or, how do you say "Tossing textbooks" en français?
Yesterday my father sent me The New York Times article on the latest on textbooks, "Schoolbooks are Given F's in Originality" (register for free or use Bug Me Not). Sadly but not surprisingly, the 2005 edition of the high school text A History of the United States by the late Daniel J. Boorstin and Brooks Mather Kelley has been adulterated by its publisher, Pearson Prentice Hall. What Mr. Boorstin, a historian, a Rhodes scholar (and Balliol man), the founder of the Center for the Book, and Librarian of Congress, would make of the publisher's shenanigans gives one pause.
Aside from the U.S. history suggestions in my previous textbook post, I can also suggest one of Mr. Boorstin's earlier works, the very good and unadulterated Landmark History of the American People; as many homeschoolers know, this one is required reading in Sonlight's Core 4. Another option by Boorstin is his wonderful three-part series, "The Americans": The Americans: The Colonial Experience (volume one); The Americans: The National Experience (volume two); and The Americans: The Democratic Experience (volume three, the one that earned Boorstin his Pulitzer Prize).
Moral of the story: you are definitely not stuck with whatever textbook drivel you find yourself (or your child) assigned. And the more you're willing to consider books that aren't au courant up-to-the-very-
last-minute, the more options you'll have. You will also spend much less for all three Vintage paperback editions of "The Americans" than you would for the one hardcover edition of the 2005 textbook, and you'll be able to say you helped slow Mr. Boorstin's whirling a tad over this shameful excuse for history.

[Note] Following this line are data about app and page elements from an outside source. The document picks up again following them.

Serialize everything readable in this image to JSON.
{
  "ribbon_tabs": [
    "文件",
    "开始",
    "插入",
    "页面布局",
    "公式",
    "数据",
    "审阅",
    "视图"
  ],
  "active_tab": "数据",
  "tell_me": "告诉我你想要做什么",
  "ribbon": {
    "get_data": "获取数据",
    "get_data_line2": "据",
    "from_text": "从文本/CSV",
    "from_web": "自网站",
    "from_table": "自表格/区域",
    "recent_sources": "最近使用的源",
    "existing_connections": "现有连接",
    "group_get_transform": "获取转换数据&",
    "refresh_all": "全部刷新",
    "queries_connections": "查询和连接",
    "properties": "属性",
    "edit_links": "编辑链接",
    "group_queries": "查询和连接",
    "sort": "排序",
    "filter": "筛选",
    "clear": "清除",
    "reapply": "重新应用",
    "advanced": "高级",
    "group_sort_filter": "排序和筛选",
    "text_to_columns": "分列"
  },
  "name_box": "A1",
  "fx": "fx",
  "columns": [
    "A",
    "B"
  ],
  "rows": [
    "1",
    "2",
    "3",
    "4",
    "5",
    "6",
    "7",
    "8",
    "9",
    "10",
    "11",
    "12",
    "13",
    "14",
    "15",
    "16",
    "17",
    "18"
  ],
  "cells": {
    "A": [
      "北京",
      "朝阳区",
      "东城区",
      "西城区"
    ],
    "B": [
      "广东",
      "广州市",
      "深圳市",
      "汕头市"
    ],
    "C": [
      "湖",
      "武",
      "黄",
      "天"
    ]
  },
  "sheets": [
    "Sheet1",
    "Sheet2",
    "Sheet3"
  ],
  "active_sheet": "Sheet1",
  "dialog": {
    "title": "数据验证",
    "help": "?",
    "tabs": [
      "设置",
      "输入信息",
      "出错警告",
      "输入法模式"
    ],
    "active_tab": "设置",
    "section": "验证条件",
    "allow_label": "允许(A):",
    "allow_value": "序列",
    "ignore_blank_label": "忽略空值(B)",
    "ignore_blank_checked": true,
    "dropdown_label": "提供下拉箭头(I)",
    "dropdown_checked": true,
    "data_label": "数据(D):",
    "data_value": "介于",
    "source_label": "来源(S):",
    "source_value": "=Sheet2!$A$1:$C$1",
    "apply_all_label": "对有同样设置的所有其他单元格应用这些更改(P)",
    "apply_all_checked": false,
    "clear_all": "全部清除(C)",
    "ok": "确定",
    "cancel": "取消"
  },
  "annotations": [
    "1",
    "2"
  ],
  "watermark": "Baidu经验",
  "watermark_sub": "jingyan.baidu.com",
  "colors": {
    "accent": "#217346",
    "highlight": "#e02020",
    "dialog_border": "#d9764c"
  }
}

Updated: I didn't have a chance earlier to include that the business about the plagiarized passages in the two Pearson Prentice Hall textbooks was brought to light by author James W. Loewen, who's in the midst of updating his 1995 bestseller, Lies My Teacher Told Me: Everything Your American History Textbook Got Wrong, a survey of the then top 12 high school textbooks on American history. Well worth a read, particularly in conjunction with Diane Ravitch's The Language Police: How Pressure Groups Restrict What Students Learn, especially Chapter 9, "History: The Endless Battle."